■ WHAT TO WORK ON: Pictures must be dropped from the copy of the entries below; all else is returned exactly.

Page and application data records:
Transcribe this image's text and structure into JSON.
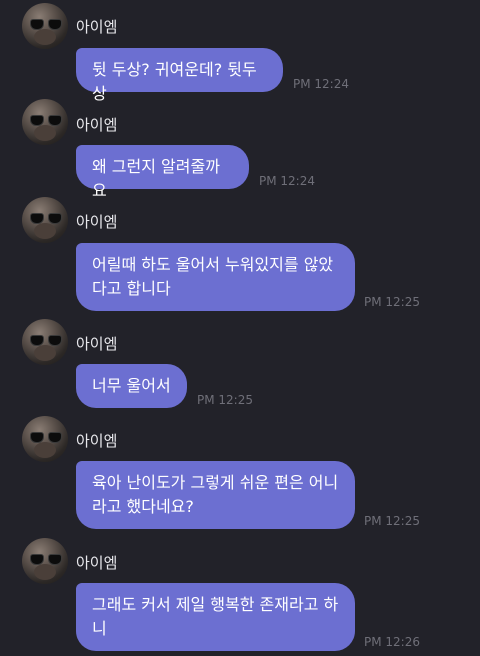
{
  "messages": [
    {
      "sender": "아이엠",
      "text": "뒷 두상? 귀여운데? 뒷두상",
      "time": "PM 12:24"
    },
    {
      "sender": "아이엠",
      "text": "왜 그런지 알려줄까요",
      "time": "PM 12:24"
    },
    {
      "sender": "아이엠",
      "text_lines": [
        "어릴때 하도 울어서 누워있지를 않았",
        "다고 합니다"
      ],
      "time": "PM 12:25"
    },
    {
      "sender": "아이엠",
      "text": "너무 울어서",
      "time": "PM 12:25"
    },
    {
      "sender": "아이엠",
      "text_lines": [
        "육아 난이도가 그렇게 쉬운 편은 어니",
        "라고 했다네요?"
      ],
      "time": "PM 12:25"
    },
    {
      "sender": "아이엠",
      "text_lines": [
        "그래도 커서 제일 행복한 존재라고 하",
        "니"
      ],
      "time": "PM 12:26"
    }
  ],
  "colors": {
    "background": "#222229",
    "bubble": "#6c6fd1",
    "timestamp": "#6f6f78",
    "sender_name": "#e8e8ec"
  },
  "icons": [
    "avatar-image"
  ]
}
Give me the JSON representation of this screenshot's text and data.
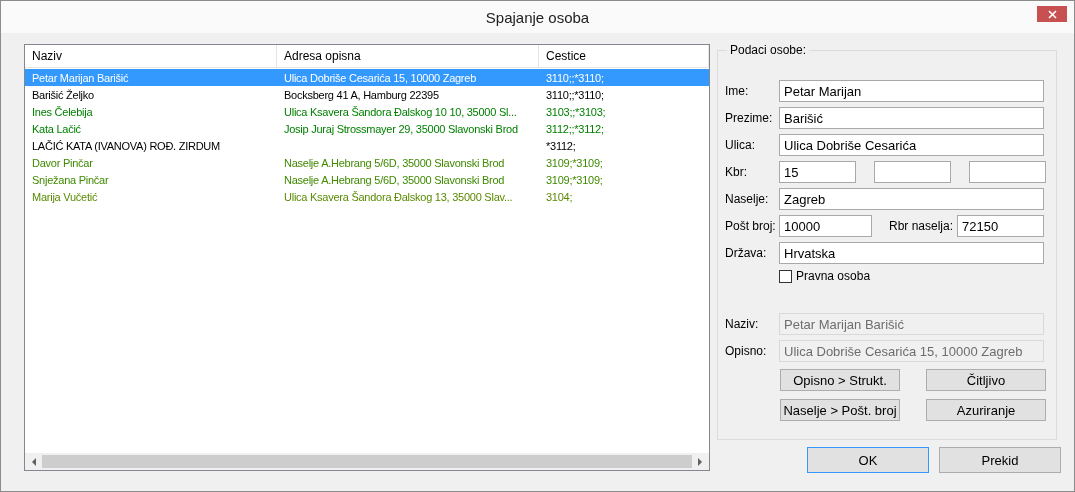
{
  "window": {
    "title": "Spajanje osoba"
  },
  "list": {
    "columns": [
      "Naziv",
      "Adresa opisna",
      "Cestice"
    ],
    "rows": [
      {
        "cells": [
          "Petar Marijan Barišić",
          "Ulica Dobriše Cesarića 15, 10000 Zagreb",
          "3110;;*3110;"
        ],
        "selected": true
      },
      {
        "cells": [
          "Barišić Željko",
          "Bocksberg 41 A, Hamburg 22395",
          "3110;;*3110;"
        ],
        "selected": false,
        "color": "#000000"
      },
      {
        "cells": [
          "Ines Čelebija",
          "Ulica Ksavera Šandora Đalskog 10 10, 35000 Sl...",
          "3103;;*3103;"
        ],
        "selected": false,
        "color": "#008000"
      },
      {
        "cells": [
          "Kata Lačić",
          "Josip Juraj Strossmayer 29, 35000 Slavonski Brod",
          "3112;;*3112;"
        ],
        "selected": false,
        "color": "#008000"
      },
      {
        "cells": [
          "LAČIĆ KATA (IVANOVA) ROĐ. ZIRDUM",
          "",
          "*3112;"
        ],
        "selected": false,
        "color": "#000000"
      },
      {
        "cells": [
          "Davor Pinčar",
          "Naselje A.Hebrang 5/6D, 35000 Slavonski Brod",
          "3109;*3109;"
        ],
        "selected": false,
        "color": "#3f8a00"
      },
      {
        "cells": [
          "Snježana Pinčar",
          "Naselje A.Hebrang 5/6D, 35000 Slavonski Brod",
          "3109;*3109;"
        ],
        "selected": false,
        "color": "#3f8a00"
      },
      {
        "cells": [
          "Marija Vučetić",
          "Ulica Ksavera Šandora Đalskog 13, 35000 Slav...",
          "3104;"
        ],
        "selected": false,
        "color": "#5a8a00"
      }
    ]
  },
  "person": {
    "legend": "Podaci osobe:",
    "ime": {
      "label": "Ime:",
      "value": "Petar Marijan"
    },
    "prezime": {
      "label": "Prezime:",
      "value": "Barišić"
    },
    "ulica": {
      "label": "Ulica:",
      "value": "Ulica Dobriše Cesarića"
    },
    "kbr": {
      "label": "Kbr:",
      "fields": [
        {
          "kind": "text",
          "value": "15"
        },
        {
          "kind": "empty"
        },
        {
          "kind": "empty"
        }
      ]
    },
    "naselje": {
      "label": "Naselje:",
      "value": "Zagreb"
    },
    "post_broj": {
      "label": "Pošt broj:",
      "value": "10000"
    },
    "rbr_naselja": {
      "label": "Rbr naselja:",
      "value": "72150"
    },
    "drzava": {
      "label": "Država:",
      "value": "Hrvatska"
    },
    "pravna_osoba": {
      "label": "Pravna osoba",
      "checked": false
    },
    "naziv": {
      "label": "Naziv:",
      "value": "Petar Marijan Barišić",
      "disabled": true
    },
    "opisno": {
      "label": "Opisno:",
      "value": "Ulica Dobriše Cesarića 15, 10000 Zagreb",
      "disabled": true
    },
    "buttons": [
      "Opisno > Strukt.",
      "Čitljivo",
      "Naselje > Pošt. broj",
      "Azuriranje"
    ]
  },
  "dialog_buttons": [
    {
      "label": "OK",
      "default": true
    },
    {
      "label": "Prekid",
      "default": false
    }
  ]
}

■ EXPECTED ANSWER:
Transcribe this image's text and structure into JSON.
{
  "messages": [
    {
      "sender": "아이엠",
      "text": "뒷 두상? 귀여운데? 뒷두상",
      "time": "PM 12:24"
    },
    {
      "sender": "아이엠",
      "text": "왜 그런지 알려줄까요",
      "time": "PM 12:24"
    },
    {
      "sender": "아이엠",
      "text_lines": [
        "어릴때 하도 울어서 누워있지를 않았",
        "다고 합니다"
      ],
      "time": "PM 12:25"
    },
    {
      "sender": "아이엠",
      "text": "너무 울어서",
      "time": "PM 12:25"
    },
    {
      "sender": "아이엠",
      "text_lines": [
        "육아 난이도가 그렇게 쉬운 편은 어니",
        "라고 했다네요?"
      ],
      "time": "PM 12:25"
    },
    {
      "sender": "아이엠",
      "text_lines": [
        "그래도 커서 제일 행복한 존재라고 하",
        "니"
      ],
      "time": "PM 12:26"
    }
  ],
  "colors": {
    "background": "#222229",
    "bubble": "#6c6fd1",
    "timestamp": "#6f6f78",
    "sender_name": "#e8e8ec"
  },
  "icons": [
    "avatar-image"
  ]
}
Give me the JSON representation of this screenshot's text and data.
{
  "window": {
    "title": "Spajanje osoba"
  },
  "list": {
    "columns": [
      "Naziv",
      "Adresa opisna",
      "Cestice"
    ],
    "rows": [
      {
        "cells": [
          "Petar Marijan Barišić",
          "Ulica Dobriše Cesarića 15, 10000 Zagreb",
          "3110;;*3110;"
        ],
        "selected": true
      },
      {
        "cells": [
          "Barišić Željko",
          "Bocksberg 41 A, Hamburg 22395",
          "3110;;*3110;"
        ],
        "selected": false,
        "color": "#000000"
      },
      {
        "cells": [
          "Ines Čelebija",
          "Ulica Ksavera Šandora Đalskog 10 10, 35000 Sl...",
          "3103;;*3103;"
        ],
        "selected": false,
        "color": "#008000"
      },
      {
        "cells": [
          "Kata Lačić",
          "Josip Juraj Strossmayer 29, 35000 Slavonski Brod",
          "3112;;*3112;"
        ],
        "selected": false,
        "color": "#008000"
      },
      {
        "cells": [
          "LAČIĆ KATA (IVANOVA) ROĐ. ZIRDUM",
          "",
          "*3112;"
        ],
        "selected": false,
        "color": "#000000"
      },
      {
        "cells": [
          "Davor Pinčar",
          "Naselje A.Hebrang 5/6D, 35000 Slavonski Brod",
          "3109;*3109;"
        ],
        "selected": false,
        "color": "#3f8a00"
      },
      {
        "cells": [
          "Snježana Pinčar",
          "Naselje A.Hebrang 5/6D, 35000 Slavonski Brod",
          "3109;*3109;"
        ],
        "selected": false,
        "color": "#3f8a00"
      },
      {
        "cells": [
          "Marija Vučetić",
          "Ulica Ksavera Šandora Đalskog 13, 35000 Slav...",
          "3104;"
        ],
        "selected": false,
        "color": "#5a8a00"
      }
    ]
  },
  "person": {
    "legend": "Podaci osobe:",
    "ime": {
      "label": "Ime:",
      "value": "Petar Marijan"
    },
    "prezime": {
      "label": "Prezime:",
      "value": "Barišić"
    },
    "ulica": {
      "label": "Ulica:",
      "value": "Ulica Dobriše Cesarića"
    },
    "kbr": {
      "label": "Kbr:",
      "fields": [
        {
          "kind": "text",
          "value": "15"
        },
        {
          "kind": "empty"
        },
        {
          "kind": "empty"
        }
      ]
    },
    "naselje": {
      "label": "Naselje:",
      "value": "Zagreb"
    },
    "post_broj": {
      "label": "Pošt broj:",
      "value": "10000"
    },
    "rbr_naselja": {
      "label": "Rbr naselja:",
      "value": "72150"
    },
    "drzava": {
      "label": "Država:",
      "value": "Hrvatska"
    },
    "pravna_osoba": {
      "label": "Pravna osoba",
      "checked": false
    },
    "naziv": {
      "label": "Naziv:",
      "value": "Petar Marijan Barišić",
      "disabled": true
    },
    "opisno": {
      "label": "Opisno:",
      "value": "Ulica Dobriše Cesarića 15, 10000 Zagreb",
      "disabled": true
    },
    "buttons": [
      "Opisno > Strukt.",
      "Čitljivo",
      "Naselje > Pošt. broj",
      "Azuriranje"
    ]
  },
  "dialog_buttons": [
    {
      "label": "OK",
      "default": true
    },
    {
      "label": "Prekid",
      "default": false
    }
  ]
}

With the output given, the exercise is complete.